***** Material supplied

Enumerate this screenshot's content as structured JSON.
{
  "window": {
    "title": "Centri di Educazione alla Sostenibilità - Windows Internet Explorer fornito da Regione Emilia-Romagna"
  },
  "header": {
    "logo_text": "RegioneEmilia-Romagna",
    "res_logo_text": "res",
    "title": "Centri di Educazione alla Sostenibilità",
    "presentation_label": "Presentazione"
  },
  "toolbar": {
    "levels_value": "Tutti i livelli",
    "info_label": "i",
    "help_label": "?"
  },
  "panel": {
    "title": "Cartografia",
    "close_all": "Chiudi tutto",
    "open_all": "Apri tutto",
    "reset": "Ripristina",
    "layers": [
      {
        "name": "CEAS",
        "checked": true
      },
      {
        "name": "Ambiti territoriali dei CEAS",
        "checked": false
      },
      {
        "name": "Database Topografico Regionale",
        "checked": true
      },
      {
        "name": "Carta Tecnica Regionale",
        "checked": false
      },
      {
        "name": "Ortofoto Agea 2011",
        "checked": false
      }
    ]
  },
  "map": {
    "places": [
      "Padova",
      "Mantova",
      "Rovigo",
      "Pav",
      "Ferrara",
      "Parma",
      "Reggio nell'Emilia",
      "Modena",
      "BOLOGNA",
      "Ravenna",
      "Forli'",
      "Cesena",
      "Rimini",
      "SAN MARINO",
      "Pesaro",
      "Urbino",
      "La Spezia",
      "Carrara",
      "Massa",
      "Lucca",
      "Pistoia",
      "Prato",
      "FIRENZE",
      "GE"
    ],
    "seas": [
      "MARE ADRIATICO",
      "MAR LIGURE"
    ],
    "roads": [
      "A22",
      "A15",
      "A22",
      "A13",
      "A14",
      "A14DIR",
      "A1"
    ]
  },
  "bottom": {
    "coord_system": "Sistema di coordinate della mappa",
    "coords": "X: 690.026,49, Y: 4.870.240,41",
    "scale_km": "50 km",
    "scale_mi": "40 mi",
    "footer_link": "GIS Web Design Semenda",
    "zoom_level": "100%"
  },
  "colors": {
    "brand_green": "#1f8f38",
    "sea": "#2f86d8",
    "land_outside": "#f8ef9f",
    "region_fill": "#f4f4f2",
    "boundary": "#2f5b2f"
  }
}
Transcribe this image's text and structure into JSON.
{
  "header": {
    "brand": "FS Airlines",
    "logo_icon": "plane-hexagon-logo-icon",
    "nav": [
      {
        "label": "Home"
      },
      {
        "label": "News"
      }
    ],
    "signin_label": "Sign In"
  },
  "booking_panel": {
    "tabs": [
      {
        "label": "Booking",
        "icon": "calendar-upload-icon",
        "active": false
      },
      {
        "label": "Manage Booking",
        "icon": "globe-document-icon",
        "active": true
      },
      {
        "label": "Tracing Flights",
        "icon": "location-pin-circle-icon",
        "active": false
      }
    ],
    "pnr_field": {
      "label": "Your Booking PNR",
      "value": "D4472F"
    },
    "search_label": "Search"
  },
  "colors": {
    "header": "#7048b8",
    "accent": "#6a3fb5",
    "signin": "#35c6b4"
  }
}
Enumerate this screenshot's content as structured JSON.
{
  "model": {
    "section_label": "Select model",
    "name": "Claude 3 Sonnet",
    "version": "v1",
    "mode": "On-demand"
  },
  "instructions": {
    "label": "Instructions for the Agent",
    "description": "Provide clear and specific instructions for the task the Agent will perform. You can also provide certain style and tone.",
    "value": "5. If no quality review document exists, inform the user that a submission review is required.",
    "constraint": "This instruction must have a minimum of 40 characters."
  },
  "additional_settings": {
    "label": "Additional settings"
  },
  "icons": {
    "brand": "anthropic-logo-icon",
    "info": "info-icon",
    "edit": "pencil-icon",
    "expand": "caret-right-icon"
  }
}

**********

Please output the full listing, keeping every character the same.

Reply:
Enumerate this screenshot's content as structured JSON.
{
  "window": {
    "title": "Centri di Educazione alla Sostenibilità - Windows Internet Explorer fornito da Regione Emilia-Romagna"
  },
  "header": {
    "logo_text": "RegioneEmilia-Romagna",
    "res_logo_text": "res",
    "title": "Centri di Educazione alla Sostenibilità",
    "presentation_label": "Presentazione"
  },
  "toolbar": {
    "levels_value": "Tutti i livelli",
    "info_label": "i",
    "help_label": "?"
  },
  "panel": {
    "title": "Cartografia",
    "close_all": "Chiudi tutto",
    "open_all": "Apri tutto",
    "reset": "Ripristina",
    "layers": [
      {
        "name": "CEAS",
        "checked": true
      },
      {
        "name": "Ambiti territoriali dei CEAS",
        "checked": false
      },
      {
        "name": "Database Topografico Regionale",
        "checked": true
      },
      {
        "name": "Carta Tecnica Regionale",
        "checked": false
      },
      {
        "name": "Ortofoto Agea 2011",
        "checked": false
      }
    ]
  },
  "map": {
    "places": [
      "Padova",
      "Mantova",
      "Rovigo",
      "Pav",
      "Ferrara",
      "Parma",
      "Reggio nell'Emilia",
      "Modena",
      "BOLOGNA",
      "Ravenna",
      "Forli'",
      "Cesena",
      "Rimini",
      "SAN MARINO",
      "Pesaro",
      "Urbino",
      "La Spezia",
      "Carrara",
      "Massa",
      "Lucca",
      "Pistoia",
      "Prato",
      "FIRENZE",
      "GE"
    ],
    "seas": [
      "MARE ADRIATICO",
      "MAR LIGURE"
    ],
    "roads": [
      "A22",
      "A15",
      "A22",
      "A13",
      "A14",
      "A14DIR",
      "A1"
    ]
  },
  "bottom": {
    "coord_system": "Sistema di coordinate della mappa",
    "coords": "X: 690.026,49, Y: 4.870.240,41",
    "scale_km": "50 km",
    "scale_mi": "40 mi",
    "footer_link": "GIS Web Design Semenda",
    "zoom_level": "100%"
  },
  "colors": {
    "brand_green": "#1f8f38",
    "sea": "#2f86d8",
    "land_outside": "#f8ef9f",
    "region_fill": "#f4f4f2",
    "boundary": "#2f5b2f"
  }
}
Transcribe this image's text and structure into JSON.
{
  "header": {
    "brand": "FS Airlines",
    "logo_icon": "plane-hexagon-logo-icon",
    "nav": [
      {
        "label": "Home"
      },
      {
        "label": "News"
      }
    ],
    "signin_label": "Sign In"
  },
  "booking_panel": {
    "tabs": [
      {
        "label": "Booking",
        "icon": "calendar-upload-icon",
        "active": false
      },
      {
        "label": "Manage Booking",
        "icon": "globe-document-icon",
        "active": true
      },
      {
        "label": "Tracing Flights",
        "icon": "location-pin-circle-icon",
        "active": false
      }
    ],
    "pnr_field": {
      "label": "Your Booking PNR",
      "value": "D4472F"
    },
    "search_label": "Search"
  },
  "colors": {
    "header": "#7048b8",
    "accent": "#6a3fb5",
    "signin": "#35c6b4"
  }
}
Enumerate this screenshot's content as structured JSON.
{
  "model": {
    "section_label": "Select model",
    "name": "Claude 3 Sonnet",
    "version": "v1",
    "mode": "On-demand"
  },
  "instructions": {
    "label": "Instructions for the Agent",
    "description": "Provide clear and specific instructions for the task the Agent will perform. You can also provide certain style and tone.",
    "value": "5. If no quality review document exists, inform the user that a submission review is required.",
    "constraint": "This instruction must have a minimum of 40 characters."
  },
  "additional_settings": {
    "label": "Additional settings"
  },
  "icons": {
    "brand": "anthropic-logo-icon",
    "info": "info-icon",
    "edit": "pencil-icon",
    "expand": "caret-right-icon"
  }
}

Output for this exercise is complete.